Memories of my homeland are nothing more than a blur as I try to journey back into my childhood. My assimilation into the American culture took place in 1984 when I was only four years old. Nine family members squished into a one-bedroom apartment located in a run down, crime infested area of Long Beach with only the hope of leading a better life as an inspiration for getting up each day. My story sounds pretty generic compared to many other immigrant stories. What makes my story interesting is how my perspective on culture, religion, and life as a whole matures through the year while my parents' remain largely unaffected by the transition into American society.
My parents came from mainland China, although I was conceived in neighboring Vietnam. They practice Buddhism, which is the most popular religion in mainland China. My parents grew up in poverty and were strictly disciplined by my grandparents.
My dad reminisces of times when his teacher would feed him rice because he was such a hardworking student. His culture, tradition, and religious belief expected no less of him. Both of my parents retained what they went through and made an effort to assure that my siblings and I would be bounded by the same ideals. But they never could imagine that by moving to America to pursue a better future for their kids that it would adversely cause their kids to reject the ideals which they are trying to enforce.

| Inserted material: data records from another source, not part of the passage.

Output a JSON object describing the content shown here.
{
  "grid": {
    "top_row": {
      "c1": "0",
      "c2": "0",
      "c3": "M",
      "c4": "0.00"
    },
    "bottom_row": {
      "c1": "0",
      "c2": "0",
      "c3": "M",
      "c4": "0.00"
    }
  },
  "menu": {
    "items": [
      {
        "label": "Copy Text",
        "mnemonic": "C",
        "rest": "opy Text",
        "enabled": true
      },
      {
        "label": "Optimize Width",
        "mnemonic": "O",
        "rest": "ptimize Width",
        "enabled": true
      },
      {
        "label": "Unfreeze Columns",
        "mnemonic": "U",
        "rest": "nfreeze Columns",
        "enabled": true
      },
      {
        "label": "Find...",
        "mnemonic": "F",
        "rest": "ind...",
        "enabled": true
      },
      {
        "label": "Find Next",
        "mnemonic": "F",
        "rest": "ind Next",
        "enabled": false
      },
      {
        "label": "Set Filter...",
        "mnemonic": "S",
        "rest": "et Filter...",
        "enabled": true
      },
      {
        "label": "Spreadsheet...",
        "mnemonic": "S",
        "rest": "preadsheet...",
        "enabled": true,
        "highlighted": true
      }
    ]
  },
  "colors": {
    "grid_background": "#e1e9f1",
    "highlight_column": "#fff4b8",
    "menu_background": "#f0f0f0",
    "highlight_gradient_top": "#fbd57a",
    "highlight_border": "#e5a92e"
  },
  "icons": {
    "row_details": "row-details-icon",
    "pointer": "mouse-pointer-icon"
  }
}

I was not very religious as a child. I was too busy trying to understand my new environment. My parents, on the other hand, continue to practice Buddhism and believe in the traditional values set forth by their ancestors. We always have an area in the house dedicated to a shrine of some...